┌──

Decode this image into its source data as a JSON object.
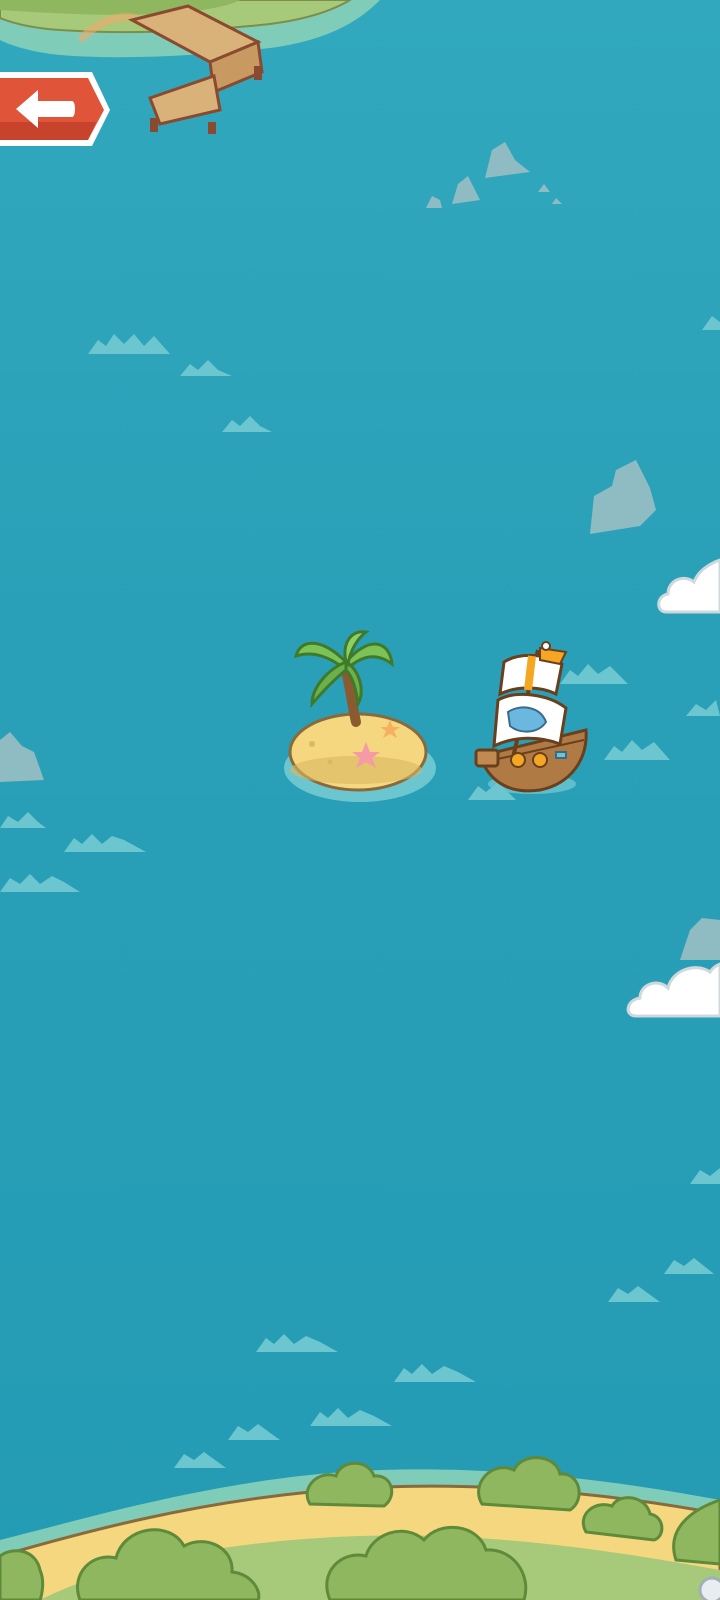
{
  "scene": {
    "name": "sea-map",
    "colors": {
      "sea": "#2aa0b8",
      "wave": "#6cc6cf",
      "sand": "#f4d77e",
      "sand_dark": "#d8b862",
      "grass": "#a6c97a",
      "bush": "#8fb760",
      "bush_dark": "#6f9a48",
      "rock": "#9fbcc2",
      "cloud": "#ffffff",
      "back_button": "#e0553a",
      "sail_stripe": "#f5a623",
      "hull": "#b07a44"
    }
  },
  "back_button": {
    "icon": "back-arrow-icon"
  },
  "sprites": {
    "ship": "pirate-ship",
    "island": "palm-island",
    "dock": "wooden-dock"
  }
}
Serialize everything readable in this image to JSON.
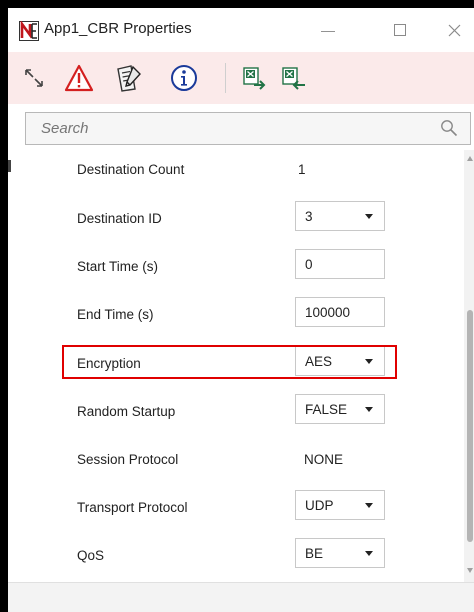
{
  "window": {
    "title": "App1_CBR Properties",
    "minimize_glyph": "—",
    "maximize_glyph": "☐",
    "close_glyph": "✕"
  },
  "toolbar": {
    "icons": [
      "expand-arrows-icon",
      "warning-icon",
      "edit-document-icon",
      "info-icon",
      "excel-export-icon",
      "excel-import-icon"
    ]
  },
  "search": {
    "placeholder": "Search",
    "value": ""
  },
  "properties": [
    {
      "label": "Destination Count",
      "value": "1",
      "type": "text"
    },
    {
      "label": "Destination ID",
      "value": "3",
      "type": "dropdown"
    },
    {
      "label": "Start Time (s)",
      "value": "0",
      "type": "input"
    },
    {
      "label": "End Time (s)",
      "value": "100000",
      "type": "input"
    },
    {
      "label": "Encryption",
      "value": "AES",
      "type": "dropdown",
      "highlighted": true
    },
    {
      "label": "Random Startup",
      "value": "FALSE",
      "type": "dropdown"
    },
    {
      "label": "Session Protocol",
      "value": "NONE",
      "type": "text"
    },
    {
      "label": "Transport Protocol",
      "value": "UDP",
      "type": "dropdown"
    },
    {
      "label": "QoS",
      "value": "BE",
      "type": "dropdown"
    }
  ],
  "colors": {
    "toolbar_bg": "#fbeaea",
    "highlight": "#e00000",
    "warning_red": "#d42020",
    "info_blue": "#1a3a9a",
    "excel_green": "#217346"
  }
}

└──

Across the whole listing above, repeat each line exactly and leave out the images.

Decode this image into its source data as a JSON object.
{
  "scene": {
    "name": "sea-map",
    "colors": {
      "sea": "#2aa0b8",
      "wave": "#6cc6cf",
      "sand": "#f4d77e",
      "sand_dark": "#d8b862",
      "grass": "#a6c97a",
      "bush": "#8fb760",
      "bush_dark": "#6f9a48",
      "rock": "#9fbcc2",
      "cloud": "#ffffff",
      "back_button": "#e0553a",
      "sail_stripe": "#f5a623",
      "hull": "#b07a44"
    }
  },
  "back_button": {
    "icon": "back-arrow-icon"
  },
  "sprites": {
    "ship": "pirate-ship",
    "island": "palm-island",
    "dock": "wooden-dock"
  }
}
Serialize everything readable in this image to JSON.
{
  "window": {
    "title": "App1_CBR Properties",
    "minimize_glyph": "—",
    "maximize_glyph": "☐",
    "close_glyph": "✕"
  },
  "toolbar": {
    "icons": [
      "expand-arrows-icon",
      "warning-icon",
      "edit-document-icon",
      "info-icon",
      "excel-export-icon",
      "excel-import-icon"
    ]
  },
  "search": {
    "placeholder": "Search",
    "value": ""
  },
  "properties": [
    {
      "label": "Destination Count",
      "value": "1",
      "type": "text"
    },
    {
      "label": "Destination ID",
      "value": "3",
      "type": "dropdown"
    },
    {
      "label": "Start Time (s)",
      "value": "0",
      "type": "input"
    },
    {
      "label": "End Time (s)",
      "value": "100000",
      "type": "input"
    },
    {
      "label": "Encryption",
      "value": "AES",
      "type": "dropdown",
      "highlighted": true
    },
    {
      "label": "Random Startup",
      "value": "FALSE",
      "type": "dropdown"
    },
    {
      "label": "Session Protocol",
      "value": "NONE",
      "type": "text"
    },
    {
      "label": "Transport Protocol",
      "value": "UDP",
      "type": "dropdown"
    },
    {
      "label": "QoS",
      "value": "BE",
      "type": "dropdown"
    }
  ],
  "colors": {
    "toolbar_bg": "#fbeaea",
    "highlight": "#e00000",
    "warning_red": "#d42020",
    "info_blue": "#1a3a9a",
    "excel_green": "#217346"
  }
}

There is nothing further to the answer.